Primakov Urges Boost in India Trade

NEW DELHI, India -- Calling for a doubling of India-Russia trade by 2000 and increased Indian investment, Prime Minister Yevgeny Primakov sought to reassure Indian business leaders Tuesday that Russia remains a safe place to do business.

Primakov, speaking at the end of his two-day state visit to New Delhi, tried to put to rest concerns about Russia's economic problems, including the collapse of its banking system. He said Russia was committed to its international financial obligations, an open economy and noninterference with dollar exchange rates.

Russia has been one of India's largest trading partners, but Russia's economic crisis has hit bilateral trade, which has been dwindling since the breakup of the Soviet Union.
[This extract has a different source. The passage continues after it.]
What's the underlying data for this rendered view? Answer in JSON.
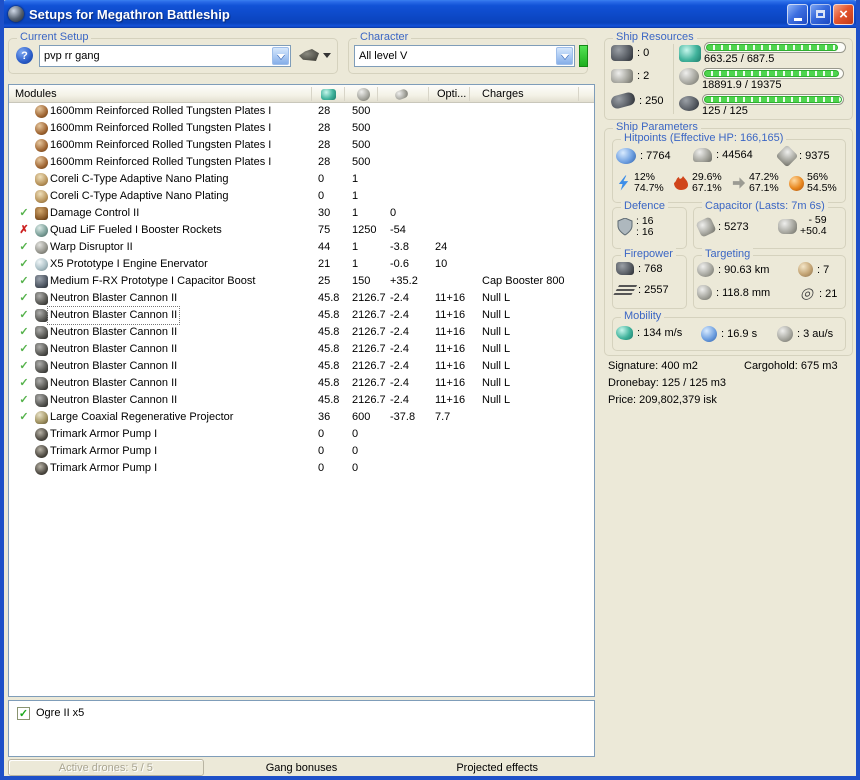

Trade between the two countries has fallen from a high of $5.5 billion in 1990 to $1.5 billion in 1998.

"This we cannot accept,'' said Primakov, calling for trade to double by 2000 and increase four times by 2005.

Russia also proposed lowering taxes for foreign investors, and would consider repaying Indian businessmen who lost money deposited in banks backed by the government in the recent banking crisis.

In his meeting Monday with his Indian counterpart, Atal Bihari Vajpayee, Primakov said they pledged to personally oversee removal of obstacles to better trade.

Primakov also urged more cooperation in electronics, thermal power, the transfer of science and technology, coal mining and oil refining.

Also Tuesday, Russian and Indian officials signed an agreement aimed at boosting New Delhi's tea exports to Moscow, the Indian Commerce Ministry said in a statement

Officials of India's Tea Board signed the agreement with the Russian Tea and Coffee Association and the Russian Association of Tea Producers.

The Russian associations will assist their enterprises in importing tea from India between January 1999 and December 2005.

Meanwhile in Moscow, First Deputy Trade Minister Igor Mitrofanov said India and China could buy up to 200 planes from Russia in the next year or two, Itar-Tass reported.

It was not clear whether Mitrofanov was referring to fighter jets or all types of aircraft.

Itar-Tass quoted Mitrofanov as saying at a government meeting on exports that crisis-hit Russia could earn between $8 billion and $10 billion if the sales are successful.

It quoted him as saying India and China were "ready" to complete deals, but gave no further details.